■ Provided records:

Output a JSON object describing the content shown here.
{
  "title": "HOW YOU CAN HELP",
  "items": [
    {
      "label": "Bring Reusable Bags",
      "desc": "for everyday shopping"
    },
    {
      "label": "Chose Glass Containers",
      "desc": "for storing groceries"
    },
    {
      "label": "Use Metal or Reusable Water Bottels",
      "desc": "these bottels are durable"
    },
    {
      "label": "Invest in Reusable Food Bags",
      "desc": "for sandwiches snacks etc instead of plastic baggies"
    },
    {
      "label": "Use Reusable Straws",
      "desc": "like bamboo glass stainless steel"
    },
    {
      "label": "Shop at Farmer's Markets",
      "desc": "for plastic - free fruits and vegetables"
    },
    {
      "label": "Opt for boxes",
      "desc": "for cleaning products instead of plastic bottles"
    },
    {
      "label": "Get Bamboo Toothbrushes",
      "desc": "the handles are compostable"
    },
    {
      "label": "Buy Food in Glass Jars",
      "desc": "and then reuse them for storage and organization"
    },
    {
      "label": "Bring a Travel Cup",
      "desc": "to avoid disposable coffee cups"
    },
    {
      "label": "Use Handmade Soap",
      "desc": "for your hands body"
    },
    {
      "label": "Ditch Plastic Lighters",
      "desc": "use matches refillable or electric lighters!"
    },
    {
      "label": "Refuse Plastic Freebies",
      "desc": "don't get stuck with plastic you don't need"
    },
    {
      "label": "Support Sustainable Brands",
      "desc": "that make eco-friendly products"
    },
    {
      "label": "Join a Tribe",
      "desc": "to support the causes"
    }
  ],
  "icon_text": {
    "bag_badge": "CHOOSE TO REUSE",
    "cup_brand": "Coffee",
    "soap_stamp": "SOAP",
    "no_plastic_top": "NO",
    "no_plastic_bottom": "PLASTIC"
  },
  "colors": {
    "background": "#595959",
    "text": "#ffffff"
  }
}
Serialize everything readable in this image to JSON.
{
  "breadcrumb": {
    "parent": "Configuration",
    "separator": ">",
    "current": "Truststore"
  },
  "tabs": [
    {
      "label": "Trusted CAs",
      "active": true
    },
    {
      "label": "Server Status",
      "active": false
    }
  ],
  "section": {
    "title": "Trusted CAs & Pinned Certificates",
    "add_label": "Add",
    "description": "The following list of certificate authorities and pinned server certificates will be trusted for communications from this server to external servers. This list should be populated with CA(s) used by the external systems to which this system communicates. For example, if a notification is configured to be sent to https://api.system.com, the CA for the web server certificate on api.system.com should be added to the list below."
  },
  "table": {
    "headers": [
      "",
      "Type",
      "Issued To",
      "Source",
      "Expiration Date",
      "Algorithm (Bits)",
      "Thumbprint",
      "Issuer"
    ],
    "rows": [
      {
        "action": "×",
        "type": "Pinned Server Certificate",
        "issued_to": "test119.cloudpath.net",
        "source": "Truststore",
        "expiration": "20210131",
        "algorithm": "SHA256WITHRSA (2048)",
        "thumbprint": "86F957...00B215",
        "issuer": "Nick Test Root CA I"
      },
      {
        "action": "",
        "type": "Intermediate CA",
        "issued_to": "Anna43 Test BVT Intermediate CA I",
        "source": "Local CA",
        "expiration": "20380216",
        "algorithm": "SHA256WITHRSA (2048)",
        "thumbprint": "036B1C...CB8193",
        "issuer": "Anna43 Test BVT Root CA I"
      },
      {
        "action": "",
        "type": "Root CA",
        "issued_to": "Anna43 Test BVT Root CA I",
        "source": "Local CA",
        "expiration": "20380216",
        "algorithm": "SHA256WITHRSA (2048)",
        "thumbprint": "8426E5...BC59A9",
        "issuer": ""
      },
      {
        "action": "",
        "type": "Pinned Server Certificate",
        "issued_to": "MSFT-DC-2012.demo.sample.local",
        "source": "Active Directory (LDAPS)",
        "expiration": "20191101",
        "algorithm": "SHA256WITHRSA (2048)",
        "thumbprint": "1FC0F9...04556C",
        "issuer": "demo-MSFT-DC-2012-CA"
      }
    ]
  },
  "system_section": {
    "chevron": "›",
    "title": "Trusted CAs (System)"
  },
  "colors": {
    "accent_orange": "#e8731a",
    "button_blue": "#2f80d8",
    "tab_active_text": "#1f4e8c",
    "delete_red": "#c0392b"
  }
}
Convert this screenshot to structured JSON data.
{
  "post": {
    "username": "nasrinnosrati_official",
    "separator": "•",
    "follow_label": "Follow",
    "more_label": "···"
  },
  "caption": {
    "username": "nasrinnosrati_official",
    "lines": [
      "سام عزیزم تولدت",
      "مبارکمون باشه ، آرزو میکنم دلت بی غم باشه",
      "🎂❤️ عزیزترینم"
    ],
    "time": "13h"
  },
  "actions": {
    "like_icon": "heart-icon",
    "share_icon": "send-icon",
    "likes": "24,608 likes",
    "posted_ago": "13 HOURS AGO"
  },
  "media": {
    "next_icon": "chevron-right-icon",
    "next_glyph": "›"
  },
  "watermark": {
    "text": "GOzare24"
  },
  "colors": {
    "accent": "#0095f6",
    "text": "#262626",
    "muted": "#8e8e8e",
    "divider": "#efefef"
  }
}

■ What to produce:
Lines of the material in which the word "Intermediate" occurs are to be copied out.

■ Solution for this problem:
        "type": "Intermediate CA",
        "issued_to": "Anna43 Test BVT Intermediate CA I",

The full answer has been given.